This ideological disparity is one reason why we should be wary of aligning ourselves too closely with any conservative group, even if we do indeed support specific candidates or policies. But beyond the mere ideological disparity, there’s a particular danger in aligning ourselves with a movement that may turn out to be a political dead end, especially if the alliance is premised on political expediency rather than a commitment to sharing core values. If (and when) the movement loses momentum, our political activism may stall with it. Worse, if (and when) the movement is discredited for lacking a coherent policy, for supporting candidates who are populist, but politically obtuse and/or narrow minded bigots, we risk becoming discredited ourselves. Our own political voice will be lost when it counts.
Yesterday’s New York Times ran an article, Agendas of Paladino and Rabbi Meld which described Rabbi Yehuda Levin’s tea party enthusiasm and backing of Carl Paladino as the Republican candidate for governor:
The visit had strategic appeal for both sides: Mr. Paladino, an anti-abortion, anti-gay-marriage Roman Catholic businessman from Buffalo, hoped to find like-minded voters among the politically and socially conservative Orthodox Jews of Brooklyn. And Mr. Levin, who has long dreamed of creating “an Orthodox Tea Party,” as he put it, was eager to help, in part by lining up appearances for Mr. Paladino at synagogues and yeshivas.
I’m not really sure who Rabbi Levin is, but I hope he has less influence in the Jewish communities than he’s being given credit for. He did more than just pick the wrong guy and the wrong movement to hook up with. The Republic party, and likely tea party leaders as well, are trying to disown Paladino over anti-gay remarks prepared by Rabbi Levin. Even if Rabbi Levin, as he says, “stands ready to defend the content” of the portions of the speech he drafted, this is not the kind of political involvement we need.

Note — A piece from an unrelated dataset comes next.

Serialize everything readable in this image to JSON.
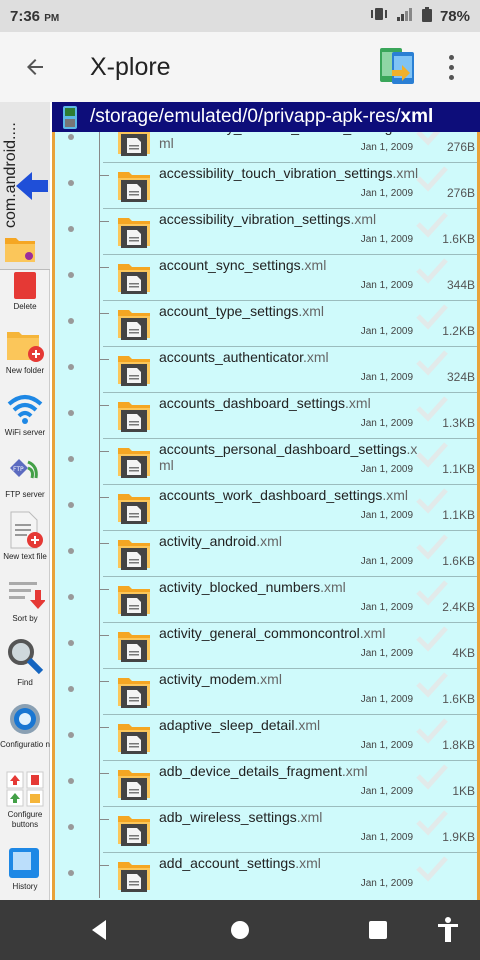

In fact, just the idea of an Orthodox Tea Party is preposterous, since there’s nothing Orthodox about the tea party’s platform (or lack thereof). The tea party may be influencing national politics right now, but it can’t last in its current form, based more on whipped up, often disingenuous, outrage than on real policy. And when there is a backlash, the interests of Jewish communities don’t have to be there to go down with it.